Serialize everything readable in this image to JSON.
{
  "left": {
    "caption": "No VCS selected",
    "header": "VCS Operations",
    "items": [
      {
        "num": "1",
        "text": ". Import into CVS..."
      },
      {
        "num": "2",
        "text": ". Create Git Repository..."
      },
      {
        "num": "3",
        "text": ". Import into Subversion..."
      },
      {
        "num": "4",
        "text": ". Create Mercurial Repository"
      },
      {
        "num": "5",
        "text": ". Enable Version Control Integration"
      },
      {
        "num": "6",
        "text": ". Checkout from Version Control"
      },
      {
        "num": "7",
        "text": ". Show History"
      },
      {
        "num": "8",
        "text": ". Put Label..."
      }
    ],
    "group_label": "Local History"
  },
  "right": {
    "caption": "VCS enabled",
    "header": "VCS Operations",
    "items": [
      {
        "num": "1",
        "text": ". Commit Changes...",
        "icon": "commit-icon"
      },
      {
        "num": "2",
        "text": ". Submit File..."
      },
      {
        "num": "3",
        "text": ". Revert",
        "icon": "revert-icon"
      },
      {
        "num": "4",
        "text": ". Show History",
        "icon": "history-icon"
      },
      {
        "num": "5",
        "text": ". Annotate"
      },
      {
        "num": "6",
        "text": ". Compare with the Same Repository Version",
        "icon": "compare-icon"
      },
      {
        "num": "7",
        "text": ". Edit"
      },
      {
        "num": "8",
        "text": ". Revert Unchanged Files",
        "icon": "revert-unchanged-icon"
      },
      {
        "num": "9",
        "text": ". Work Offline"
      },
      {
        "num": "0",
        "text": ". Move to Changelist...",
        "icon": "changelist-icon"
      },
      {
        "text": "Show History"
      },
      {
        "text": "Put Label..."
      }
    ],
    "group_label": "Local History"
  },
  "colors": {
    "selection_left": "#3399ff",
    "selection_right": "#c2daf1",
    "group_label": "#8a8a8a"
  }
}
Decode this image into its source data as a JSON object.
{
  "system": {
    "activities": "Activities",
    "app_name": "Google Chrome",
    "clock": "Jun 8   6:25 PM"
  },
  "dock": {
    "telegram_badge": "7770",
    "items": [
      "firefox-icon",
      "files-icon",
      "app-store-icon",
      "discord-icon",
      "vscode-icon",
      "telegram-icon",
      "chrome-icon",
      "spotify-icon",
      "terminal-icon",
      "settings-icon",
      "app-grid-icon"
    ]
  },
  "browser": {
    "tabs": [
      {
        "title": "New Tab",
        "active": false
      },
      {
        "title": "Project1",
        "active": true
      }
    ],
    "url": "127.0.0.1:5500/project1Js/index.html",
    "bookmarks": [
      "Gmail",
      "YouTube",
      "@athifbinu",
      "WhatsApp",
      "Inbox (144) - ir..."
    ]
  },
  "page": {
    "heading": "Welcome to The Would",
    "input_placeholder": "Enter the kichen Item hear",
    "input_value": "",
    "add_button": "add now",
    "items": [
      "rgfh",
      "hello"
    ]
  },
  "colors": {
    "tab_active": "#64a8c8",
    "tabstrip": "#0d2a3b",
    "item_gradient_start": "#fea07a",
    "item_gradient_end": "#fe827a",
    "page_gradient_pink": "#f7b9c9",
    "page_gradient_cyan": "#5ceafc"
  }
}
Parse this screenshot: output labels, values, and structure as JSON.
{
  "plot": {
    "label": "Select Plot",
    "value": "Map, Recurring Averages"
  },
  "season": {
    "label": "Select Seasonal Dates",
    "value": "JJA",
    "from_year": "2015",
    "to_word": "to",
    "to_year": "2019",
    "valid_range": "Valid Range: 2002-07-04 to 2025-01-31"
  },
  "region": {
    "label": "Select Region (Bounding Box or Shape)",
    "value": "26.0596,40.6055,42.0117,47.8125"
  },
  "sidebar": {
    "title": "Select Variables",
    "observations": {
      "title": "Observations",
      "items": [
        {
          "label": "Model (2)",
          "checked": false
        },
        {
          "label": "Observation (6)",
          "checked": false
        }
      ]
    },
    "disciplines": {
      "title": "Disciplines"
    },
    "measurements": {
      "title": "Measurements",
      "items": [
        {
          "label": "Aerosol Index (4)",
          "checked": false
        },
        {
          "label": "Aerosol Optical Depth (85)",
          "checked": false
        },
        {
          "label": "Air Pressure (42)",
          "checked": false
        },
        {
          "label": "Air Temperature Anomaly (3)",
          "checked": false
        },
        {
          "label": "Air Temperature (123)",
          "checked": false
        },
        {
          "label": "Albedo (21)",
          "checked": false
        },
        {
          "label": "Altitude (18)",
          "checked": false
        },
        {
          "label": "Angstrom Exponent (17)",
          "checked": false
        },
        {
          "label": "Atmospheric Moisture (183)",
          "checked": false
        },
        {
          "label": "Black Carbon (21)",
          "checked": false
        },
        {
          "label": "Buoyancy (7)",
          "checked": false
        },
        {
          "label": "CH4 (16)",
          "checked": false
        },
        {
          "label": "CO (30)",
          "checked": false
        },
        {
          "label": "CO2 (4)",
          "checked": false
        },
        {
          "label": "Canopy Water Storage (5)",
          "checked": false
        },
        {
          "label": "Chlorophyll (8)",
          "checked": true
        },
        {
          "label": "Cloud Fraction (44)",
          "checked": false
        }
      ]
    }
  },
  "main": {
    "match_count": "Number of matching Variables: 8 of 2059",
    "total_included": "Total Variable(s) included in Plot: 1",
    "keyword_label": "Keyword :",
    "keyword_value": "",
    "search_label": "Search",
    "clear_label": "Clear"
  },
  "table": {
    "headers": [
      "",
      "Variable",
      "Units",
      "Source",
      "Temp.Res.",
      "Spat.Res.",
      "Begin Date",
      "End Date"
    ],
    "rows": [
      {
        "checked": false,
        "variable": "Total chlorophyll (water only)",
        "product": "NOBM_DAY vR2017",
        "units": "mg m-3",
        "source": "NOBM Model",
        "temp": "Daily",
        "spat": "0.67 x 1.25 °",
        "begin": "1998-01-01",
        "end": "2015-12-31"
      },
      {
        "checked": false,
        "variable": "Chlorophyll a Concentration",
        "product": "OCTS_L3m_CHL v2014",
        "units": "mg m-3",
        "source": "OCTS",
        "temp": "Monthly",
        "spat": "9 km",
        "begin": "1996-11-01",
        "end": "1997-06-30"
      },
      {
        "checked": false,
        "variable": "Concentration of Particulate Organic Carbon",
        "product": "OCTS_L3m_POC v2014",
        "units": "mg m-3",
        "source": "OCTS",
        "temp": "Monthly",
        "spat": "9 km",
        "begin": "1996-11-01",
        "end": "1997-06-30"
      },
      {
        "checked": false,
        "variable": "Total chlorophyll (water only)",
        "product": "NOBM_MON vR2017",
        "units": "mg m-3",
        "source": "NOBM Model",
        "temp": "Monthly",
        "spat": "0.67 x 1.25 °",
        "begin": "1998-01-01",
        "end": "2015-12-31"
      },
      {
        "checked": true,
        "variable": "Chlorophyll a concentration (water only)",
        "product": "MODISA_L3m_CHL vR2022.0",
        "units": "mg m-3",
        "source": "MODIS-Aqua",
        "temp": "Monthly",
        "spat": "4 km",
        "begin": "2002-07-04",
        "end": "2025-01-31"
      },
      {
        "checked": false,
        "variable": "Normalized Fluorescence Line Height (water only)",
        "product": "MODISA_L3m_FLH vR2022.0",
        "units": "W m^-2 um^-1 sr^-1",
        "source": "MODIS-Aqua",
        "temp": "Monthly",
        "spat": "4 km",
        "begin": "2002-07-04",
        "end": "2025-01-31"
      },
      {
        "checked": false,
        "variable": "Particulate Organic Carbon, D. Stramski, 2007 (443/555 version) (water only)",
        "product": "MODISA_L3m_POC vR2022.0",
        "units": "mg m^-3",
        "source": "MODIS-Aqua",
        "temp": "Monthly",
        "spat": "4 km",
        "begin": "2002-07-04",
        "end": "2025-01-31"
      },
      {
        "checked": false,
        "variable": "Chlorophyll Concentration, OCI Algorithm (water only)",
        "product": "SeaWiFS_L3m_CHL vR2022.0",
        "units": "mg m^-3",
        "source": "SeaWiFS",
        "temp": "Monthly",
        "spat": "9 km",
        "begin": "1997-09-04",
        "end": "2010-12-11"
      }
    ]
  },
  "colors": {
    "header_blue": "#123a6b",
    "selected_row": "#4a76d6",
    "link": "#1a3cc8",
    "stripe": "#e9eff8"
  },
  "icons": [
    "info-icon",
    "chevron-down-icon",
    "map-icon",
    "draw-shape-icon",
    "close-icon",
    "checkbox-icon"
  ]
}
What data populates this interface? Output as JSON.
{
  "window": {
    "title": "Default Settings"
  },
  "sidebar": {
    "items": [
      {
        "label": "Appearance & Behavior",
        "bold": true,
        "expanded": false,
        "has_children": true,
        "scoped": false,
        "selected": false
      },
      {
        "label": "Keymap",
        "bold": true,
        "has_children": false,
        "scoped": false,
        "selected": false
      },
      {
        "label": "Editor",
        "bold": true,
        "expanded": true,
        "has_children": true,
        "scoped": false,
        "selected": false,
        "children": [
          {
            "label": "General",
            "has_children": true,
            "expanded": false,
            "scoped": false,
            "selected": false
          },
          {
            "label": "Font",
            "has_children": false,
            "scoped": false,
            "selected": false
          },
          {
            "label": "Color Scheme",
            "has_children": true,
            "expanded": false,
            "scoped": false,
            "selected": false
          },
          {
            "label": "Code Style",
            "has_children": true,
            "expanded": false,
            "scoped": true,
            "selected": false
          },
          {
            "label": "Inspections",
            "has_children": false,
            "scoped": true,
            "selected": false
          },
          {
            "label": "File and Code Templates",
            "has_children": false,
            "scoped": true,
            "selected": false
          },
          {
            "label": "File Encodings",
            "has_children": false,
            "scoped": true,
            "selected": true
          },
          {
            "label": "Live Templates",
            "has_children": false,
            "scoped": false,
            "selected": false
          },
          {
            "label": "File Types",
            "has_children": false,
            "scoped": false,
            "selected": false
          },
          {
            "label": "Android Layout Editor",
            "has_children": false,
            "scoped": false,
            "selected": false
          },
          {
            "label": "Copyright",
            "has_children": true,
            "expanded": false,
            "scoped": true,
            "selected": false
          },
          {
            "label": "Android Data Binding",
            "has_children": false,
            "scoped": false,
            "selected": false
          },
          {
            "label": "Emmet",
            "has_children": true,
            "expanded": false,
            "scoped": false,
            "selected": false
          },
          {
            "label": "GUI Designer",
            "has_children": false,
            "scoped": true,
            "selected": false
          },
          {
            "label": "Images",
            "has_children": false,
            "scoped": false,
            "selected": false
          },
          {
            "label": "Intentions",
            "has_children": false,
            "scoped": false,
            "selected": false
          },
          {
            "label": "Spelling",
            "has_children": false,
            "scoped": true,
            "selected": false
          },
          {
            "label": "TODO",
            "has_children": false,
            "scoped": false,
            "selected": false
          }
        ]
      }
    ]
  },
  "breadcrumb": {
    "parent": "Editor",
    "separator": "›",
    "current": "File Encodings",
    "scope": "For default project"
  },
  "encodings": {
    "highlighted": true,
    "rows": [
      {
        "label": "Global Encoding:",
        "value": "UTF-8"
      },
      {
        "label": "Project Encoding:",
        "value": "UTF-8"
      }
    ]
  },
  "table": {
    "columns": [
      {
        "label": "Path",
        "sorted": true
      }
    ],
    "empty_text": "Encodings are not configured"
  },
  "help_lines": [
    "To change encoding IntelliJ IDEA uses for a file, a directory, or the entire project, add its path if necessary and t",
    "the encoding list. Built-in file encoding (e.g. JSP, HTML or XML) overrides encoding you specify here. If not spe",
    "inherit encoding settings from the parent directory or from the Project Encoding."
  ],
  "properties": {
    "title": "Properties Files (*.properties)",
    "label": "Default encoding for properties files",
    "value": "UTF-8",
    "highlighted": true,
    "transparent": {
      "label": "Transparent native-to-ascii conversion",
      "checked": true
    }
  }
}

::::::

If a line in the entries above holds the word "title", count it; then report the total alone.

■ **Exercise result**:
8